The current economic climate continues to place additional pressure on higher education providers, universities and students alike. Increasingly, governing boards are forced to make decisions in regard to the use, receipt and obtaining of funding from various sources. Compounded by the widespread reduction of government funding, governing boards are required to come up with alternative funding structures to meet such needs.

Damian Cadman-Jones considers what to look out for when terminating contracts

OFCOM’s proposed ban on contracts for landline and broadband providers that tie customers into repeated minimum contract periods unless they opt out is most welcome news. What does this mean and what (if anything) can you do in the meantime?

Peter Brewer looks at the liability of association members

You don’t have to try very hard to find unincorporated associations all around the country. Many sports clubs, social clubs, charities, alumni associations and miner’s welfare clubs were set up as unincorporated associations tens or even hundreds of years ago. They are often run informally by committees or management boards with a genuine interest in the association’s activities. Very often that activity is pursued as a hobby by the members. It is therefore perfectly understandable that those involved often forget about the good commercial practices that they would perhaps apply to their jobs and businesses.

In light of a recent EAT decision, Lee Rogers looks at how organisations can successfully make changes to workers’ contracts of employment by dismissing and re-employing them

In these times of austerity employers are looking to reduce costs.

Tom Collins looks at the impact of the Commercial Agents (Council Directive) Regulations 1993

The Commercial Agents (Council Directive) Regulations 1993 (the Regulations) came into force on 1 January 1994. They impose an alien concept into English law. While they seek to govern relations between a commercial agent (an agent) and his principal, they also give an agent the ability to claim compensation or an indemnity on termination of the agency agreement. This concept has caused much consternation. This article considers some of the effects of the Regulations and the impact of recent cases.

Most employees will not be entitled to a lawyer at disciplinary hearings following an important Supreme Court ruling, reports Laura Kearsley

Employees’ right to be accompanied at formal disciplinary and grievance meetings is well used.

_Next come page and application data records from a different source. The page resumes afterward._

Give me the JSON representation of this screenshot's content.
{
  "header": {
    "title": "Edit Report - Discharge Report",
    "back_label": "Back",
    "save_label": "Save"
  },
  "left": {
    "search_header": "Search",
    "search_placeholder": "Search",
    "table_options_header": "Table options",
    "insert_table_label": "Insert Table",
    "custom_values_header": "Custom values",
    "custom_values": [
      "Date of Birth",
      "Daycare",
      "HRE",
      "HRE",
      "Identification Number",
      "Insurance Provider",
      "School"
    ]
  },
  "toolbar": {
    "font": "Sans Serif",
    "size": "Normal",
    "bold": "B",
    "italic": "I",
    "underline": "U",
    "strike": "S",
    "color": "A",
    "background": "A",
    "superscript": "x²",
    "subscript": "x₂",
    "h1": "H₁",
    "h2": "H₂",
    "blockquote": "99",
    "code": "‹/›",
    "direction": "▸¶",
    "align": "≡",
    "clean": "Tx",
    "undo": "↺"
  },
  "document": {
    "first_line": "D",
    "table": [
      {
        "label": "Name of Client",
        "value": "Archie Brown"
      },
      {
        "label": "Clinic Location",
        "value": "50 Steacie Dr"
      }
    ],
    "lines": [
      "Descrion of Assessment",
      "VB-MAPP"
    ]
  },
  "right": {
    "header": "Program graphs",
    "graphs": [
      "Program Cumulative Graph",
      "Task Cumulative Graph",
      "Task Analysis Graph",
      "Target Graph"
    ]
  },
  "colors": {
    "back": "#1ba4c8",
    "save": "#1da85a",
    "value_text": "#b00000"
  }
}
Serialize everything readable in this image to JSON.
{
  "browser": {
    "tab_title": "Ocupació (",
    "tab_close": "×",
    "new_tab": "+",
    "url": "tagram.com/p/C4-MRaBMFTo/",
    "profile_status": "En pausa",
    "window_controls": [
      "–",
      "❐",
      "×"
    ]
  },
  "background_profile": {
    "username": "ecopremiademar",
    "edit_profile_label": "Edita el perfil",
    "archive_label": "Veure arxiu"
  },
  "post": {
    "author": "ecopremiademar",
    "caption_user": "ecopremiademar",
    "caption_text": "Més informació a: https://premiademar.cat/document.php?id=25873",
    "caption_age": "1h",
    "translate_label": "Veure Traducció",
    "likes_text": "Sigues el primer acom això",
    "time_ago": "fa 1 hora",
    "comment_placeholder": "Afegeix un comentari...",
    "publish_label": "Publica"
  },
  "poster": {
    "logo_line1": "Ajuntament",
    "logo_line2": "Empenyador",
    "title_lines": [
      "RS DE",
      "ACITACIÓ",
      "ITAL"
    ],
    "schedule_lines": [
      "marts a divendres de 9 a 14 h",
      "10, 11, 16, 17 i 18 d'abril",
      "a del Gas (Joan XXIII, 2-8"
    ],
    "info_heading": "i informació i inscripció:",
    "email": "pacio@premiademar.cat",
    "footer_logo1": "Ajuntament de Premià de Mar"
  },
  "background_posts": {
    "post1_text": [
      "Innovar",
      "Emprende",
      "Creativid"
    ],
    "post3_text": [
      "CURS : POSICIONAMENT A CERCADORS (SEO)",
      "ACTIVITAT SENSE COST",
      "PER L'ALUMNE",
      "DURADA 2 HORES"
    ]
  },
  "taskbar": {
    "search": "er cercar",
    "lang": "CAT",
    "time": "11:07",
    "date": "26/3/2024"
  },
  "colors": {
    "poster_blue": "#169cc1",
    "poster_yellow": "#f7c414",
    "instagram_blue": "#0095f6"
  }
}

The law permits employees to bring a colleague or trade union representative to such meetings, regardless of whether the employee belongs to the union. Failure to reasonably permit an employee to be accompanied could result in them bringing a standalone employment tribunal claim for this worth two weeks’ pay.